Calibrate it if you need to

Installing a thermometer is a good way to discern the true temperature in your oven, but constantly peering through the glass, or repeatedly opening the door (if the glass is too dirty to see through) is still a pain in the behind. It's much easier all around if your oven would just get it right, and you might not be aware but you have the power to make that happen. Methods vary depending on the model, so start by taking a look in the manual. If you don't have it, you can try Appliance411, or look up your model online. Adjustment amounts vary, but if your oven is out by 50 degrees, even a 35-degree improvement is nothing to complain about. Extreme adjustments might require professional assistance, or you can just go back to using the oven thermometer. You can't win them all, or maybe you can, you never know until you try.

Be safe

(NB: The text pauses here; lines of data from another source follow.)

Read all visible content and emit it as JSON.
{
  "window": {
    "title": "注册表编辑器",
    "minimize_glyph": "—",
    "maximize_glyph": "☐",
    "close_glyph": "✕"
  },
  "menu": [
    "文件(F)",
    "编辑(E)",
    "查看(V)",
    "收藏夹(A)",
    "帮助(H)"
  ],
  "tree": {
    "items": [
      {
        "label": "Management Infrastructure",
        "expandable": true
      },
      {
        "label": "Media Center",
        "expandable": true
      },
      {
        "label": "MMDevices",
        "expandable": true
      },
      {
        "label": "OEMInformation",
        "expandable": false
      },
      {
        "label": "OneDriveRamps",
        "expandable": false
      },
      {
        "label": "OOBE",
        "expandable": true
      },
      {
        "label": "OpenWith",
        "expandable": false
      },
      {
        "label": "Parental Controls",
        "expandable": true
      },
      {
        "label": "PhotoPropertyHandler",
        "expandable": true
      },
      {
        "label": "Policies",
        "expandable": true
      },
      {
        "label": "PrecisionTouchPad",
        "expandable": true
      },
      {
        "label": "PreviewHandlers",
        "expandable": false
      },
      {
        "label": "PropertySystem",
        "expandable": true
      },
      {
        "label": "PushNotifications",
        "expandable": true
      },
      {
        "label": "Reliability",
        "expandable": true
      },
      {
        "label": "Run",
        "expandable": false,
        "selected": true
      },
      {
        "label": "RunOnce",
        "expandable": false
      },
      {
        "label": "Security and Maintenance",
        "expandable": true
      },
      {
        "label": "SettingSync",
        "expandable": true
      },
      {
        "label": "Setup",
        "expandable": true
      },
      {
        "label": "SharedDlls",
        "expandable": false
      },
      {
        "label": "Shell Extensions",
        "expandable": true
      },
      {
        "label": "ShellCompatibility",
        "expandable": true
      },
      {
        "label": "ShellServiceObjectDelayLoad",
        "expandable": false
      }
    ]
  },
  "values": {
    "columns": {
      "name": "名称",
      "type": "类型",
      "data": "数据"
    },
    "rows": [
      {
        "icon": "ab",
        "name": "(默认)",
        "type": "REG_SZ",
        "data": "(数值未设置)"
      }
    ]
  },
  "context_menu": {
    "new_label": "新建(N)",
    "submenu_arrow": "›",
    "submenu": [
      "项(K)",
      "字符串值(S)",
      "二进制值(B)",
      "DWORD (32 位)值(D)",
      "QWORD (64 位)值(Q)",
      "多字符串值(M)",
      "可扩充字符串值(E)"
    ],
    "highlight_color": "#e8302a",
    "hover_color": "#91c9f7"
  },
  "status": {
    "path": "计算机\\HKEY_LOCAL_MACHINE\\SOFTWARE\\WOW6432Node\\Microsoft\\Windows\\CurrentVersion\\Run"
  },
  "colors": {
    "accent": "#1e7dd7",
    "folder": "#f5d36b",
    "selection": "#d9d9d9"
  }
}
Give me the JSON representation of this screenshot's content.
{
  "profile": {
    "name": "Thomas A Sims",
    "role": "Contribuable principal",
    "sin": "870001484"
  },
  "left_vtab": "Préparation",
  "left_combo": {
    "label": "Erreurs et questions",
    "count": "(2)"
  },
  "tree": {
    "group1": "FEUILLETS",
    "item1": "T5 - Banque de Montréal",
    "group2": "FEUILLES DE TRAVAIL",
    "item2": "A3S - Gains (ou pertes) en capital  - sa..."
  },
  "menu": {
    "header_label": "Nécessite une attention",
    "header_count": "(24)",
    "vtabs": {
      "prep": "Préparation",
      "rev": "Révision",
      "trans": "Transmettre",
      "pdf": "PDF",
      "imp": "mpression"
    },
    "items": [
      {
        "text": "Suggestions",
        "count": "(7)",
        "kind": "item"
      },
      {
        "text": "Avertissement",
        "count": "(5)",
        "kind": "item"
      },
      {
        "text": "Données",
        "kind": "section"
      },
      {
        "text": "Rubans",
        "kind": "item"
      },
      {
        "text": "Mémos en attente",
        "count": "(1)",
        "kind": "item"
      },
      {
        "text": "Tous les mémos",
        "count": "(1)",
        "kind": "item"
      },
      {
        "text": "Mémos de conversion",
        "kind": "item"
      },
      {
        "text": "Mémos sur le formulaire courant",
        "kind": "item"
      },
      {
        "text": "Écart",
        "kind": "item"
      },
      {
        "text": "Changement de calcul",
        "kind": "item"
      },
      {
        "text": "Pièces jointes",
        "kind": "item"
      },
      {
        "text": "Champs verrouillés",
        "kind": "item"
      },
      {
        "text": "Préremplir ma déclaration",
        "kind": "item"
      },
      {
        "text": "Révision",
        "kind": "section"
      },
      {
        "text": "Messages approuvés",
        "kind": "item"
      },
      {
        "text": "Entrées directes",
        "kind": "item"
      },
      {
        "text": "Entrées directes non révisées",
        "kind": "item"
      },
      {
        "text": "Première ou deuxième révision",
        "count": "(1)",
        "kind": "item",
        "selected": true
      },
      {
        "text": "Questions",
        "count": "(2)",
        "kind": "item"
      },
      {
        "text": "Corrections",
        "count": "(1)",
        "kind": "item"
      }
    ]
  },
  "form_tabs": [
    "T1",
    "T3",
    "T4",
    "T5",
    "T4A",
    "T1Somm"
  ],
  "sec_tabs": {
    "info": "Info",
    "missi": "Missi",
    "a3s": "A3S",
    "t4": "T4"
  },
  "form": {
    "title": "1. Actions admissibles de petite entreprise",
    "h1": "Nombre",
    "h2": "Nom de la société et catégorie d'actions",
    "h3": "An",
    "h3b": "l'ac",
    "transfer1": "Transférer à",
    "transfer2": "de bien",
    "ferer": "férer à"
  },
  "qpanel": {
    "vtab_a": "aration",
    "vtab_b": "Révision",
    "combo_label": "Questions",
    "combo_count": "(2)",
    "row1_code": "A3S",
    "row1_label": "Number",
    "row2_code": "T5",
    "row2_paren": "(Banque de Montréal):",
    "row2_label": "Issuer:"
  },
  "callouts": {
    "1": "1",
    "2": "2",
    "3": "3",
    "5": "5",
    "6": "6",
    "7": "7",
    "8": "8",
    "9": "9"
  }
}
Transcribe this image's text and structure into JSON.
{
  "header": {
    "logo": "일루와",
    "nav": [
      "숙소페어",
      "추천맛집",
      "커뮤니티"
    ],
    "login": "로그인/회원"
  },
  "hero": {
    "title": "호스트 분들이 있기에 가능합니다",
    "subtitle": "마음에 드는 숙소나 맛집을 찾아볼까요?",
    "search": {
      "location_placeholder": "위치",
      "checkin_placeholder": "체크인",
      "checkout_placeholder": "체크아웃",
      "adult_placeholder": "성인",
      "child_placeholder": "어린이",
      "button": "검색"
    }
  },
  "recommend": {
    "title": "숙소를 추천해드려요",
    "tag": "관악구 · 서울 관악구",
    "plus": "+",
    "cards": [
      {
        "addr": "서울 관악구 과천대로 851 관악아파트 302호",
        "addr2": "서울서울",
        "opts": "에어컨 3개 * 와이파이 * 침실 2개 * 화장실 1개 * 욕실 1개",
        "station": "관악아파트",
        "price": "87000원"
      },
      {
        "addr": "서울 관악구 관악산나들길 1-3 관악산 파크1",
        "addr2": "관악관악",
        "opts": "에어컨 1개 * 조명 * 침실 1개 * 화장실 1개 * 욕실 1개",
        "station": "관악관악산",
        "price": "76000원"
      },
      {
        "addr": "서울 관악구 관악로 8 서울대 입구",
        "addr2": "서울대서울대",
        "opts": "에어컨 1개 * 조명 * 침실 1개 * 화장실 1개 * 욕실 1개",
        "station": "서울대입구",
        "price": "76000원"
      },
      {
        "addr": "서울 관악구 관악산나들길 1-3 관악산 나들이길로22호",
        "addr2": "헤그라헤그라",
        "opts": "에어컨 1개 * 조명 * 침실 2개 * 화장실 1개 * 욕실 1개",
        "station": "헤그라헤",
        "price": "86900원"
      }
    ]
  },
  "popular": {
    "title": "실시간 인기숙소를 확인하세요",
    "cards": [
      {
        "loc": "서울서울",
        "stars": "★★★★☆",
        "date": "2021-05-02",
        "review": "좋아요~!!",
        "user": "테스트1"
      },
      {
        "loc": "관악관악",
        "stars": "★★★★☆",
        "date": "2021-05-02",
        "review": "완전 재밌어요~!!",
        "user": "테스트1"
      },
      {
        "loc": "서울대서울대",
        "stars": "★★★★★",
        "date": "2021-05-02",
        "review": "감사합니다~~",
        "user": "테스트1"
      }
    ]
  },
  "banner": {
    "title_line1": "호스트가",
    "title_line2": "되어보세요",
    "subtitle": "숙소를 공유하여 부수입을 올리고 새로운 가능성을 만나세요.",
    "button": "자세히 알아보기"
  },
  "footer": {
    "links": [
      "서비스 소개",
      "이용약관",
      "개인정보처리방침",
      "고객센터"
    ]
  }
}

Many delicious baking adventures await you and your revitalized oven, but don't forget the most important way to get the most out of your oven: be safe. Burn injuries are nobody's idea of the perfect side dish, so take care and always assume your cookware is hot. Be careful when opening the oven, because a cloud of steam hitting your face at 400 degrees will give anyone a ruddy complexion to regret. And anywhere there's heat, there's risk of fire, and although you might always have dreamed about dating a firefighter, having 10 of them show up at once is probably not the best way to start exploring that fantasy.